Kirklees Council and ITS (UK) member Dynniq UK have won the award for best paper at this year’s JCT Traffic Signals Symposium.
With Air Quality gradually worsening and no viable solutions, Dynniq seek to solve the problem by taking a different seat in Air Quality Management (AQM), having recognised that Air Quality is simply a symptom and not the cause. Typically local authorities are using Air Quality monitors to influence signals, which is simply treating the symptoms.
The company says it uses a bespoke software solution, Virtual Emissions Monitor (VEM), to accurately identify causes through the measurement of vehicle emissions without the need of additional infrastructure. Kirklees County Council adopted the system to determine the effect of Adaptive Signal Control on emissions and the economic impact.
Dave Caborn, UTC Manager at Kirklees Council, who delivered the paper at the JCT Symposium commented, “Kirklees Council are proactively looking to improve the lives and health of its citizens by providing reliable journey times and improving Air Quality. The VEM trial proves that this can be achieved and although it is not the final solution it now gives us a cost effective means of moving forward to find that solution and achieving our aims.”

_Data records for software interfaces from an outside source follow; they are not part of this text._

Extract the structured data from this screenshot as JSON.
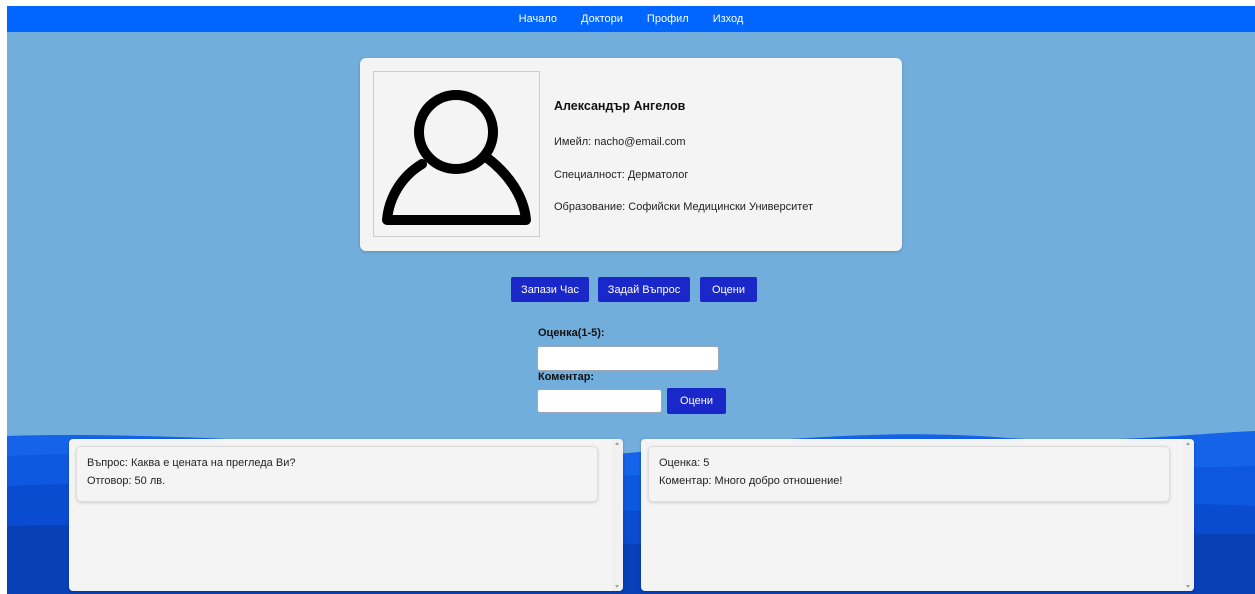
{
  "nav": {
    "items": [
      "Начало",
      "Доктори",
      "Профил",
      "Изход"
    ]
  },
  "profile": {
    "avatar_icon": "user-icon",
    "name": "Александър Ангелов",
    "email_line": "Имейл: nacho@email.com",
    "specialty_line": "Специалност: Дерматолог",
    "education_line": "Образование: Софийски Медицински Университет"
  },
  "actions": {
    "appointment_label": "Запази Час",
    "question_label": "Задай Въпрос",
    "rate_label": "Оцени"
  },
  "rating_form": {
    "rating_label": "Оценка(1-5):",
    "rating_value": "",
    "comment_label": "Коментар:",
    "comment_value": "",
    "submit_label": "Оцени"
  },
  "questions": {
    "items": [
      {
        "question": "Въпрос: Каква е цената на прегледа Ви?",
        "answer": "Отговор: 50 лв."
      }
    ]
  },
  "reviews": {
    "items": [
      {
        "rating": "Оценка: 5",
        "comment": "Коментар: Много добро отношение!"
      }
    ]
  },
  "colors": {
    "navbar": "#0066ff",
    "background": "#72aedb",
    "button": "#1a28c9",
    "card": "#f4f4f4"
  }
}
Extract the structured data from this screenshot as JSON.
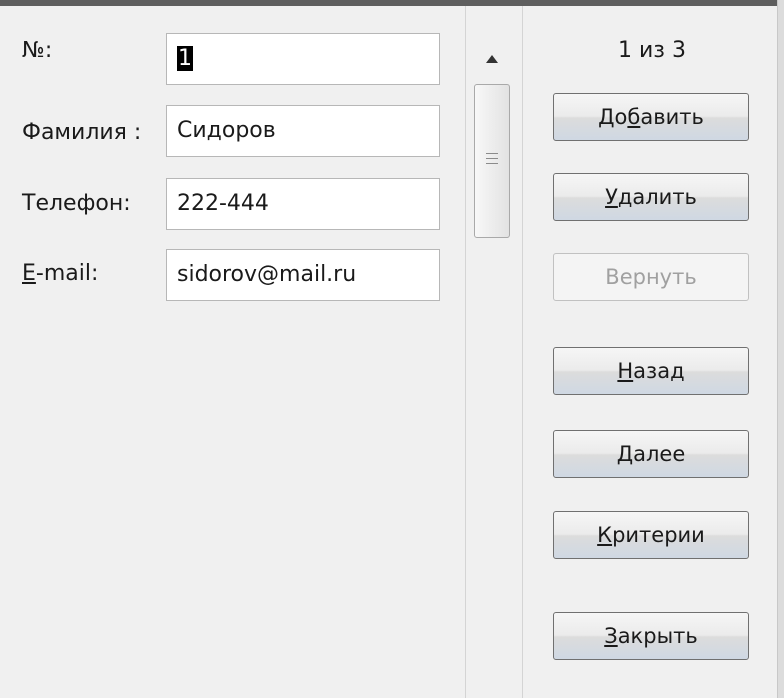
{
  "form": {
    "fields": [
      {
        "label": "№:",
        "value": "1"
      },
      {
        "label": "Фамилия :",
        "value": "Сидоров"
      },
      {
        "label": "Телефон:",
        "value": "222-444"
      },
      {
        "label": "E-mail:",
        "label_hotkey": "E",
        "label_rest": "-mail:",
        "value": "sidorov@mail.ru"
      }
    ]
  },
  "navigation": {
    "record_counter": "1 из 3"
  },
  "buttons": {
    "add": {
      "pre": "До",
      "hotkey": "б",
      "post": "авить",
      "label": "Добавить"
    },
    "delete": {
      "pre": "",
      "hotkey": "У",
      "post": "далить",
      "label": "Удалить"
    },
    "restore": {
      "label": "Вернуть",
      "enabled": false
    },
    "back": {
      "pre": "",
      "hotkey": "Н",
      "post": "азад",
      "label": "Назад"
    },
    "next": {
      "pre": "",
      "hotkey": "Д",
      "post": "алее",
      "label": "Далее"
    },
    "criteria": {
      "pre": "",
      "hotkey": "К",
      "post": "ритерии",
      "label": "Критерии"
    },
    "close": {
      "pre": "",
      "hotkey": "З",
      "post": "акрыть",
      "label": "Закрыть"
    }
  },
  "icons": {
    "scroll_up": "triangle-up-icon",
    "scroll_grip": "grip-lines-icon"
  },
  "colors": {
    "window_bg": "#f0f0f0",
    "button_border": "#707070",
    "disabled_text": "#a0a0a0"
  }
}
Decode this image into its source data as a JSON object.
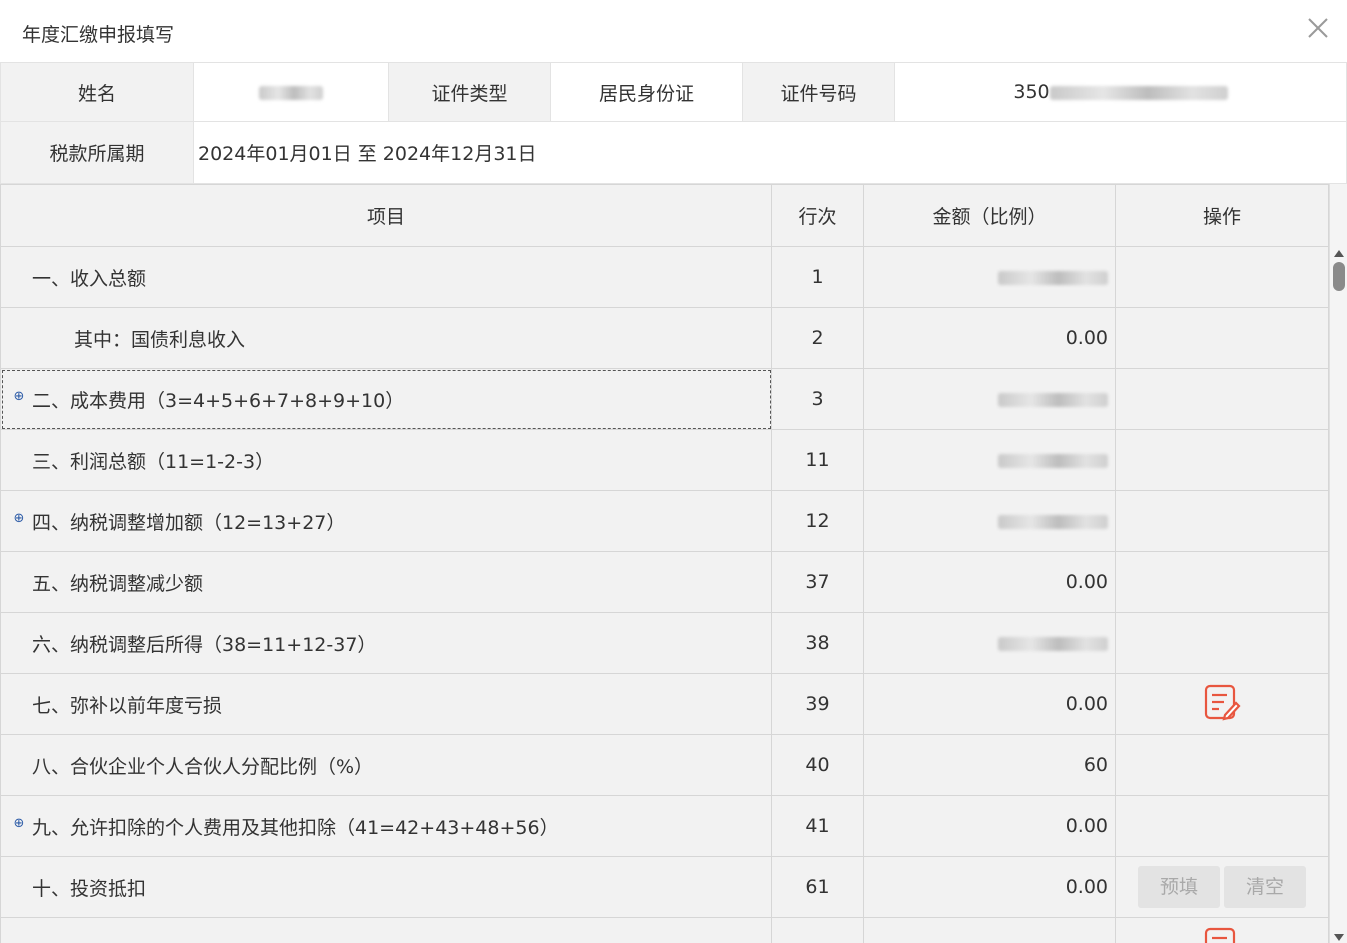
{
  "window": {
    "title": "年度汇缴申报填写",
    "close_icon": "close-icon"
  },
  "info": {
    "name_label": "姓名",
    "id_type_label": "证件类型",
    "id_type_value": "居民身份证",
    "id_no_label": "证件号码",
    "id_no_visible_prefix": "350",
    "period_label": "税款所属期",
    "period_value": "2024年01月01日 至 2024年12月31日"
  },
  "table": {
    "headers": {
      "item": "项目",
      "row": "行次",
      "amount": "金额（比例）",
      "op": "操作"
    },
    "rows": [
      {
        "item": "一、收入总额",
        "row": "1",
        "amount": "",
        "amount_redacted": true,
        "expandable": false,
        "indent": false
      },
      {
        "item": "其中：国债利息收入",
        "row": "2",
        "amount": "0.00",
        "expandable": false,
        "indent": true
      },
      {
        "item": "二、成本费用（3=4+5+6+7+8+9+10）",
        "row": "3",
        "amount": "",
        "amount_redacted": true,
        "expandable": true,
        "indent": false,
        "selected": true
      },
      {
        "item": "三、利润总额（11=1-2-3）",
        "row": "11",
        "amount": "",
        "amount_redacted": true,
        "expandable": false,
        "indent": false
      },
      {
        "item": "四、纳税调整增加额（12=13+27）",
        "row": "12",
        "amount": "",
        "amount_redacted": true,
        "expandable": true,
        "indent": false
      },
      {
        "item": "五、纳税调整减少额",
        "row": "37",
        "amount": "0.00",
        "expandable": false,
        "indent": false
      },
      {
        "item": "六、纳税调整后所得（38=11+12-37）",
        "row": "38",
        "amount": "",
        "amount_redacted": true,
        "expandable": false,
        "indent": false
      },
      {
        "item": "七、弥补以前年度亏损",
        "row": "39",
        "amount": "0.00",
        "expandable": false,
        "indent": false,
        "op": "edit"
      },
      {
        "item": "八、合伙企业个人合伙人分配比例（%）",
        "row": "40",
        "amount": "60",
        "expandable": false,
        "indent": false
      },
      {
        "item": "九、允许扣除的个人费用及其他扣除（41=42+43+48+56）",
        "row": "41",
        "amount": "0.00",
        "expandable": true,
        "indent": false
      },
      {
        "item": "十、投资抵扣",
        "row": "61",
        "amount": "0.00",
        "expandable": false,
        "indent": false,
        "op": "buttons"
      }
    ],
    "buttons": {
      "prefill": "预填",
      "clear": "清空"
    }
  },
  "colors": {
    "accent_icon": "#e8563f",
    "header_bg": "#f2f2f2",
    "expander": "#2b5aa6"
  }
}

The initial project work showed a 31% reduction in emissions when SCOOT was used over fixed time signals. The real benefit of having the VEM however, is that it is able to continually capture and report the Virtual Emissions Data, meaning any subsequent changes made, or fine tuning of the control strategies or SCOOT plans can be immediately observed and verified.